_Requirement_:
Check each line of the entries. Copy the ones that contain the string "part".

Excerpts from an interface dataset:
* * * * * * *

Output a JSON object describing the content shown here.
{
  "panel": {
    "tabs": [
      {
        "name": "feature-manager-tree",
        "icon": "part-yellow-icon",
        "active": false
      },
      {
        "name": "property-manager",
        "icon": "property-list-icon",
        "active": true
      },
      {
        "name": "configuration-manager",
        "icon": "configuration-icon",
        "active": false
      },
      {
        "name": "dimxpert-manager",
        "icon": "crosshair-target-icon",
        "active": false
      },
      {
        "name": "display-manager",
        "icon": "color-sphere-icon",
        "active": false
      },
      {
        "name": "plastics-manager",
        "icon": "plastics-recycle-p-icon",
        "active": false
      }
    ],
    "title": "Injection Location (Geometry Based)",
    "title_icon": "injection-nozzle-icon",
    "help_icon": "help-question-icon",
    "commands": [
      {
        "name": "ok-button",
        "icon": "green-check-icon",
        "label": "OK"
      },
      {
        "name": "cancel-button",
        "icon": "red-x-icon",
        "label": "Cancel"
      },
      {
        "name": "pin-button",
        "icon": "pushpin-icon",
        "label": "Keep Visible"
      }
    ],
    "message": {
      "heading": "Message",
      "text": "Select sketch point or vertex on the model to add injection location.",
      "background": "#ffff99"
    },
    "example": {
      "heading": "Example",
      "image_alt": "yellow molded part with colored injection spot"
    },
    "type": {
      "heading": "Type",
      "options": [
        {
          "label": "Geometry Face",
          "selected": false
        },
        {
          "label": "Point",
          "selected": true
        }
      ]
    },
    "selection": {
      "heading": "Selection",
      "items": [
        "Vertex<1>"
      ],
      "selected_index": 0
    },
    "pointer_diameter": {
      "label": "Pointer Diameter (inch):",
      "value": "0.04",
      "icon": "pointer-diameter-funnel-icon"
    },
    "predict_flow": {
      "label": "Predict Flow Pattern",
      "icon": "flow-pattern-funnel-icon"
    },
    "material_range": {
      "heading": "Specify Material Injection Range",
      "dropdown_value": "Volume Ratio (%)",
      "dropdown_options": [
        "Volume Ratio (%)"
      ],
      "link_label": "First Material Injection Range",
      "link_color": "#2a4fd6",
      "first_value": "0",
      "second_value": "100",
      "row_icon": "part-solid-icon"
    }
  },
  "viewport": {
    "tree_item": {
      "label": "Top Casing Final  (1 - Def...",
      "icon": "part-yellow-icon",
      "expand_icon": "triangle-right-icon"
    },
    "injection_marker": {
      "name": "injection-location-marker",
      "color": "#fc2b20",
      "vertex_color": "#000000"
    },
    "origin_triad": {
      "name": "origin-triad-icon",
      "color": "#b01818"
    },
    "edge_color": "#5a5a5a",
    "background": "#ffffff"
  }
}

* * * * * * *

_Result of the exercise_:
        "icon": "part-yellow-icon",
      "image_alt": "yellow molded part with colored injection spot"
      "row_icon": "part-solid-icon"
      "icon": "part-yellow-icon",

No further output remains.